● **Problem to solve**:
What is needed is a word-for-word copy of every record below, minus the pictures.

● **Provided material**:
........

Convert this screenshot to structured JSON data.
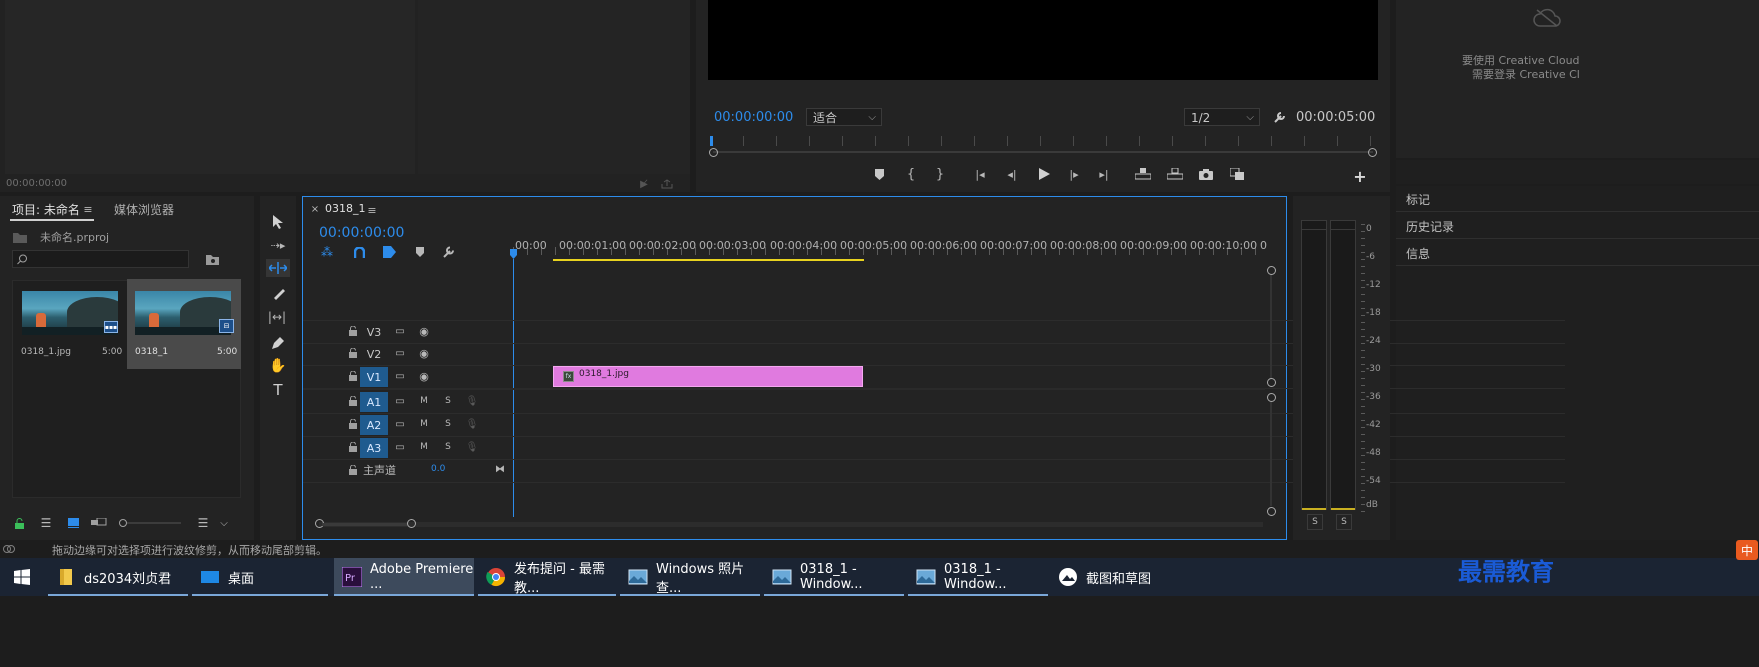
{
  "source_monitor": {
    "timecode": "00:00:00:00"
  },
  "program_monitor": {
    "timecode": "00:00:00:00",
    "fit_value": "适合",
    "resolution_value": "1/2",
    "duration": "00:00:05:00"
  },
  "cc_panel": {
    "line1": "要使用 Creative Cloud",
    "line2": "需要登录 Creative Cl"
  },
  "right_panels": [
    {
      "label": "标记"
    },
    {
      "label": "历史记录"
    },
    {
      "label": "信息"
    }
  ],
  "project": {
    "tab_active": "项目: 未命名",
    "tab_media": "媒体浏览器",
    "file_name": "未命名.prproj",
    "search_placeholder": "",
    "items": [
      {
        "name": "0318_1.jpg",
        "duration": "5:00"
      },
      {
        "name": "0318_1",
        "duration": "5:00"
      }
    ]
  },
  "timeline": {
    "tab": "0318_1",
    "timecode": "00:00:00:00",
    "ruler": [
      "00:00",
      "00:00:01:00",
      "00:00:02:00",
      "00:00:03:00",
      "00:00:04:00",
      "00:00:05:00",
      "00:00:06:00",
      "00:00:07:00",
      "00:00:08:00",
      "00:00:09:00",
      "00:00:10:00",
      "0"
    ],
    "video_tracks": [
      {
        "label": "V3"
      },
      {
        "label": "V2"
      },
      {
        "label": "V1",
        "targeted": true
      }
    ],
    "audio_tracks": [
      {
        "label": "A1"
      },
      {
        "label": "A2"
      },
      {
        "label": "A3"
      }
    ],
    "mute_label": "M",
    "solo_label": "S",
    "master": {
      "label": "主声道",
      "value": "0.0"
    },
    "clip": {
      "name": "0318_1.jpg",
      "color": "#e07adf"
    }
  },
  "audio_meter": {
    "scale": [
      "0",
      "-6",
      "-12",
      "-18",
      "-24",
      "-30",
      "-36",
      "-42",
      "-48",
      "-54",
      "dB"
    ],
    "solo_buttons": [
      "S",
      "S"
    ]
  },
  "status_bar": {
    "text": "拖动边缘可对选择项进行波纹修剪，从而移动尾部剪辑。"
  },
  "taskbar": {
    "items": [
      {
        "label": "ds2034刘贞君",
        "icon": "folder-icon"
      },
      {
        "label": "桌面",
        "icon": "desktop-icon"
      },
      {
        "label": "Adobe Premiere ...",
        "icon": "premiere-icon"
      },
      {
        "label": "发布提问 - 最需教...",
        "icon": "chrome-icon"
      },
      {
        "label": "Windows 照片查...",
        "icon": "photos-icon"
      },
      {
        "label": "0318_1 - Window...",
        "icon": "photos-icon"
      },
      {
        "label": "0318_1 - Window...",
        "icon": "photos-icon"
      },
      {
        "label": "截图和草图",
        "icon": "snip-icon"
      }
    ],
    "watermark": "最需教育",
    "ime": "中"
  },
  "colors": {
    "accent": "#2d8ceb",
    "clip": "#e07adf",
    "track_target": "#1f5b8f",
    "work_area": "#e8d21f"
  }
}
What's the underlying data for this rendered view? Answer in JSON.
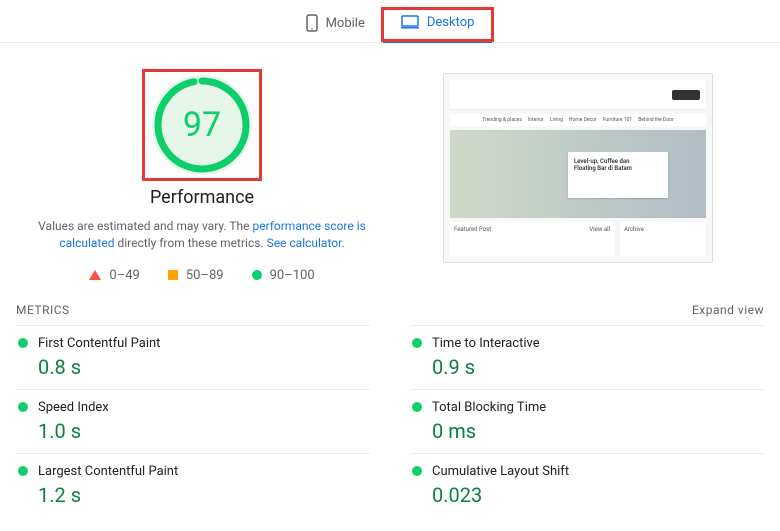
{
  "tabs": {
    "mobile": "Mobile",
    "desktop": "Desktop"
  },
  "score": "97",
  "scoreLabel": "Performance",
  "caption_prefix": "Values are estimated and may vary. The ",
  "caption_link1": "performance score is calculated",
  "caption_mid": " directly from these metrics. ",
  "caption_link2": "See calculator.",
  "legend": {
    "poor": "0–49",
    "avg": "50–89",
    "good": "90–100"
  },
  "thumb": {
    "title1": "Level-up, Coffee dan",
    "title2": "Floating Bar di Batam",
    "featured": "Featured Post",
    "archive": "Archive",
    "viewall": "View all"
  },
  "metricsHeader": "METRICS",
  "expand": "Expand view",
  "metrics": [
    {
      "name": "First Contentful Paint",
      "value": "0.8 s"
    },
    {
      "name": "Time to Interactive",
      "value": "0.9 s"
    },
    {
      "name": "Speed Index",
      "value": "1.0 s"
    },
    {
      "name": "Total Blocking Time",
      "value": "0 ms"
    },
    {
      "name": "Largest Contentful Paint",
      "value": "1.2 s"
    },
    {
      "name": "Cumulative Layout Shift",
      "value": "0.023"
    }
  ]
}
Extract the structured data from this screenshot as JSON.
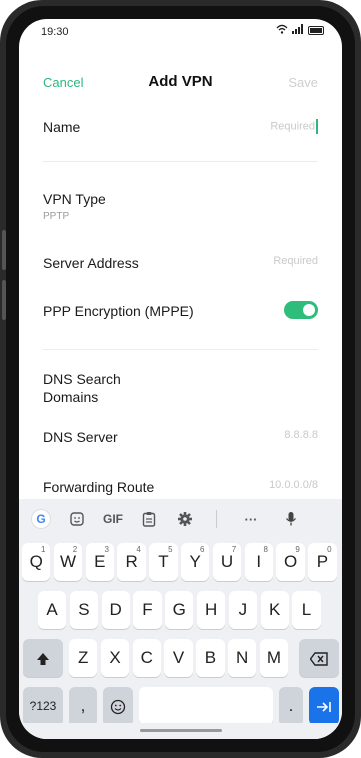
{
  "status": {
    "time": "19:30"
  },
  "header": {
    "cancel": "Cancel",
    "title": "Add VPN",
    "save": "Save"
  },
  "form": {
    "name": {
      "label": "Name",
      "placeholder": "Required"
    },
    "vpn_type": {
      "label": "VPN Type",
      "value": "PPTP"
    },
    "server": {
      "label": "Server Address",
      "placeholder": "Required"
    },
    "encryption": {
      "label": "PPP Encryption (MPPE)",
      "enabled": true
    },
    "dns_search": {
      "label_line1": "DNS Search",
      "label_line2": "Domains"
    },
    "dns_server": {
      "label": "DNS Server",
      "placeholder": "8.8.8.8"
    },
    "forwarding": {
      "label": "Forwarding Route",
      "placeholder": "10.0.0.0/8"
    }
  },
  "keyboard": {
    "toolbar": [
      "G",
      "sticker-icon",
      "GIF",
      "clipboard-icon",
      "gear-icon",
      "···",
      "mic-icon"
    ],
    "row1": [
      {
        "k": "Q",
        "s": "1"
      },
      {
        "k": "W",
        "s": "2"
      },
      {
        "k": "E",
        "s": "3"
      },
      {
        "k": "R",
        "s": "4"
      },
      {
        "k": "T",
        "s": "5"
      },
      {
        "k": "Y",
        "s": "6"
      },
      {
        "k": "U",
        "s": "7"
      },
      {
        "k": "I",
        "s": "8"
      },
      {
        "k": "O",
        "s": "9"
      },
      {
        "k": "P",
        "s": "0"
      }
    ],
    "row2": [
      "A",
      "S",
      "D",
      "F",
      "G",
      "H",
      "J",
      "K",
      "L"
    ],
    "row3": [
      "Z",
      "X",
      "C",
      "V",
      "B",
      "N",
      "M"
    ],
    "sym": "?123",
    "comma": ",",
    "period": "."
  },
  "colors": {
    "accent": "#2db87d",
    "enter": "#1a73e8"
  }
}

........

● **Answer space**:
Convert this screenshot to structured JSON data.
{
  "source_monitor": {
    "timecode": "00:00:00:00"
  },
  "program_monitor": {
    "timecode": "00:00:00:00",
    "fit_value": "适合",
    "resolution_value": "1/2",
    "duration": "00:00:05:00"
  },
  "cc_panel": {
    "line1": "要使用 Creative Cloud",
    "line2": "需要登录 Creative Cl"
  },
  "right_panels": [
    {
      "label": "标记"
    },
    {
      "label": "历史记录"
    },
    {
      "label": "信息"
    }
  ],
  "project": {
    "tab_active": "项目: 未命名",
    "tab_media": "媒体浏览器",
    "file_name": "未命名.prproj",
    "search_placeholder": "",
    "items": [
      {
        "name": "0318_1.jpg",
        "duration": "5:00"
      },
      {
        "name": "0318_1",
        "duration": "5:00"
      }
    ]
  },
  "timeline": {
    "tab": "0318_1",
    "timecode": "00:00:00:00",
    "ruler": [
      "00:00",
      "00:00:01:00",
      "00:00:02:00",
      "00:00:03:00",
      "00:00:04:00",
      "00:00:05:00",
      "00:00:06:00",
      "00:00:07:00",
      "00:00:08:00",
      "00:00:09:00",
      "00:00:10:00",
      "0"
    ],
    "video_tracks": [
      {
        "label": "V3"
      },
      {
        "label": "V2"
      },
      {
        "label": "V1",
        "targeted": true
      }
    ],
    "audio_tracks": [
      {
        "label": "A1"
      },
      {
        "label": "A2"
      },
      {
        "label": "A3"
      }
    ],
    "mute_label": "M",
    "solo_label": "S",
    "master": {
      "label": "主声道",
      "value": "0.0"
    },
    "clip": {
      "name": "0318_1.jpg",
      "color": "#e07adf"
    }
  },
  "audio_meter": {
    "scale": [
      "0",
      "-6",
      "-12",
      "-18",
      "-24",
      "-30",
      "-36",
      "-42",
      "-48",
      "-54",
      "dB"
    ],
    "solo_buttons": [
      "S",
      "S"
    ]
  },
  "status_bar": {
    "text": "拖动边缘可对选择项进行波纹修剪，从而移动尾部剪辑。"
  },
  "taskbar": {
    "items": [
      {
        "label": "ds2034刘贞君",
        "icon": "folder-icon"
      },
      {
        "label": "桌面",
        "icon": "desktop-icon"
      },
      {
        "label": "Adobe Premiere ...",
        "icon": "premiere-icon"
      },
      {
        "label": "发布提问 - 最需教...",
        "icon": "chrome-icon"
      },
      {
        "label": "Windows 照片查...",
        "icon": "photos-icon"
      },
      {
        "label": "0318_1 - Window...",
        "icon": "photos-icon"
      },
      {
        "label": "0318_1 - Window...",
        "icon": "photos-icon"
      },
      {
        "label": "截图和草图",
        "icon": "snip-icon"
      }
    ],
    "watermark": "最需教育",
    "ime": "中"
  },
  "colors": {
    "accent": "#2d8ceb",
    "clip": "#e07adf",
    "track_target": "#1f5b8f",
    "work_area": "#e8d21f"
  }
}
What's the underlying data for this rendered view? Answer in JSON.
{
  "tabs": {
    "mobile": "Mobile",
    "desktop": "Desktop"
  },
  "score": "97",
  "scoreLabel": "Performance",
  "caption_prefix": "Values are estimated and may vary. The ",
  "caption_link1": "performance score is calculated",
  "caption_mid": " directly from these metrics. ",
  "caption_link2": "See calculator.",
  "legend": {
    "poor": "0–49",
    "avg": "50–89",
    "good": "90–100"
  },
  "thumb": {
    "title1": "Level-up, Coffee dan",
    "title2": "Floating Bar di Batam",
    "featured": "Featured Post",
    "archive": "Archive",
    "viewall": "View all"
  },
  "metricsHeader": "METRICS",
  "expand": "Expand view",
  "metrics": [
    {
      "name": "First Contentful Paint",
      "value": "0.8 s"
    },
    {
      "name": "Time to Interactive",
      "value": "0.9 s"
    },
    {
      "name": "Speed Index",
      "value": "1.0 s"
    },
    {
      "name": "Total Blocking Time",
      "value": "0 ms"
    },
    {
      "name": "Largest Contentful Paint",
      "value": "1.2 s"
    },
    {
      "name": "Cumulative Layout Shift",
      "value": "0.023"
    }
  ]
}
Extract the structured data from this screenshot as JSON.
{
  "status": {
    "time": "19:30"
  },
  "header": {
    "cancel": "Cancel",
    "title": "Add VPN",
    "save": "Save"
  },
  "form": {
    "name": {
      "label": "Name",
      "placeholder": "Required"
    },
    "vpn_type": {
      "label": "VPN Type",
      "value": "PPTP"
    },
    "server": {
      "label": "Server Address",
      "placeholder": "Required"
    },
    "encryption": {
      "label": "PPP Encryption (MPPE)",
      "enabled": true
    },
    "dns_search": {
      "label_line1": "DNS Search",
      "label_line2": "Domains"
    },
    "dns_server": {
      "label": "DNS Server",
      "placeholder": "8.8.8.8"
    },
    "forwarding": {
      "label": "Forwarding Route",
      "placeholder": "10.0.0.0/8"
    }
  },
  "keyboard": {
    "toolbar": [
      "G",
      "sticker-icon",
      "GIF",
      "clipboard-icon",
      "gear-icon",
      "···",
      "mic-icon"
    ],
    "row1": [
      {
        "k": "Q",
        "s": "1"
      },
      {
        "k": "W",
        "s": "2"
      },
      {
        "k": "E",
        "s": "3"
      },
      {
        "k": "R",
        "s": "4"
      },
      {
        "k": "T",
        "s": "5"
      },
      {
        "k": "Y",
        "s": "6"
      },
      {
        "k": "U",
        "s": "7"
      },
      {
        "k": "I",
        "s": "8"
      },
      {
        "k": "O",
        "s": "9"
      },
      {
        "k": "P",
        "s": "0"
      }
    ],
    "row2": [
      "A",
      "S",
      "D",
      "F",
      "G",
      "H",
      "J",
      "K",
      "L"
    ],
    "row3": [
      "Z",
      "X",
      "C",
      "V",
      "B",
      "N",
      "M"
    ],
    "sym": "?123",
    "comma": ",",
    "period": "."
  },
  "colors": {
    "accent": "#2db87d",
    "enter": "#1a73e8"
  }
}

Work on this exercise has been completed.